Can a Sponsor of an Employee Benefit Plan Embrace Socially Conscious Investing?
Many investors have embraced various forms of “impact investing” in which goals other than merely maximizing the rate of return may be employed. Examples include “Environmental, Social and Governance” (ESG) investing, Socially Responsible Investing (SRI) and Economically Targeted Investing (ETI). In each case, the investor has broader goals than pure profit.
While an individual investor may choose “impact investing” as part of an overall strategy, the issues are different when one is acting in a “fiduciary capacity” on behalf of others.
Employers who sponsor employee benefit plans that are subject to the Employee Retirement Income Security Act of 1974 (ERISA) must be aware that they have a duty to plan participants to protect the assets that are held within such plans.
Thus, the question arises: Can a plan sponsor embrace socially conscious investing while maintaining its fiduciary duty to plan participants?
The Department of Labor (DOL), which is charged with enforcement of ERISA, has provided guidance over the years to address this particular question. In 2015, the DOL provided new guidance following concerns that its prior guidance was unnecessarily restrictive of such investment.
ERISA imposes a fiduciary duty on the sponsors of employee benefit plans. Such a duty imposes a high standard pursuant to which the best interests of plan participants is paramount. Accordingly, those charged with investment strategy are generally expected to judge possible investments on the basis of the relative economic merits, with the goal of maximizing returns for the benefit of the plan.

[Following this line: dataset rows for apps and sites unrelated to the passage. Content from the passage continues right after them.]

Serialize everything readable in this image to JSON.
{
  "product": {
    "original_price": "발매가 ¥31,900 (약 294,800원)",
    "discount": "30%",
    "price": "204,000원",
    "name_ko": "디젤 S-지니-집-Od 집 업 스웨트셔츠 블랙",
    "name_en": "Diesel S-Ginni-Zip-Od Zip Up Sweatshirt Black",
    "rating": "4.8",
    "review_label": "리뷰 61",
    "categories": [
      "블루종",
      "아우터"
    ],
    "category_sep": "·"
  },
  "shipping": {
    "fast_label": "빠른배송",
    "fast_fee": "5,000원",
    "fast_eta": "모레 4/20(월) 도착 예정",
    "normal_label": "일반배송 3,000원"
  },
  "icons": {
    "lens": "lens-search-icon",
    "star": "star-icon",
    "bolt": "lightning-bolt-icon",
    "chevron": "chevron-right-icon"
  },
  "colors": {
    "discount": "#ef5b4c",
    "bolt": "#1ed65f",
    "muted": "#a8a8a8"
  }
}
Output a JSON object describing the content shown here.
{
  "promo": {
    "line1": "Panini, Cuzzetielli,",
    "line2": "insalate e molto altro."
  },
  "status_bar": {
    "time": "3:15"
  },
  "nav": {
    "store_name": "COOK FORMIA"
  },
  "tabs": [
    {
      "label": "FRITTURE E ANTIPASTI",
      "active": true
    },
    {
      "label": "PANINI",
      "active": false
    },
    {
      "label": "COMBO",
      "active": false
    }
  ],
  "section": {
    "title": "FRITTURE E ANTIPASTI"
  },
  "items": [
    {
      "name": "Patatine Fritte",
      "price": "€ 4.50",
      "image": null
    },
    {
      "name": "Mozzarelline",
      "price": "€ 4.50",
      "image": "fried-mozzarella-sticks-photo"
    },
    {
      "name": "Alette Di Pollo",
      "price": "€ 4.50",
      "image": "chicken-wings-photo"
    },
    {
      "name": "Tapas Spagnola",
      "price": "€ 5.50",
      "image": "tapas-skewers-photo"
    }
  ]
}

Nevertheless, the DOL guidance provides two different scenarios in which “impact investing” concepts may be employed, and further emphasizes that the use of such concepts does not impose any special burden of proof.
First, the DOL acknowledges that environmental, social and governance issues may not be merely “collateral” but may, in fact, be relevant factors in assessing the economic value of an investment. In such cases, a plan fiduciary is not prevented using those factors to evaluate the economic merits.
In addition, there is no additional burden or special documentation necessary when ESG factors are used to assess economic value. The DOL admitted that prior guidance may have implied as much, and it declared such language inoperable.
Second, the DOL allows non-economic factors to be embraced fully as “tie-breakers” among competing investments that are economically equivalent.
In other words, once two or more possible investments are determined to be of equal value on economic terms, then the fiduciary may choose to adopt “impact investing” principles to make the final choice. Again, there is no special burden or higher threshold that applies to such choices.
Accordingly, “impact investing” principles can be employed by those acting in a fiduciary capacity on behalf of an employee benefit plan, but such cannot be the sole, driving principle. They can be used as a factor in determining economic merit, or as a “tie-breaker” when choosing among investments of equal value.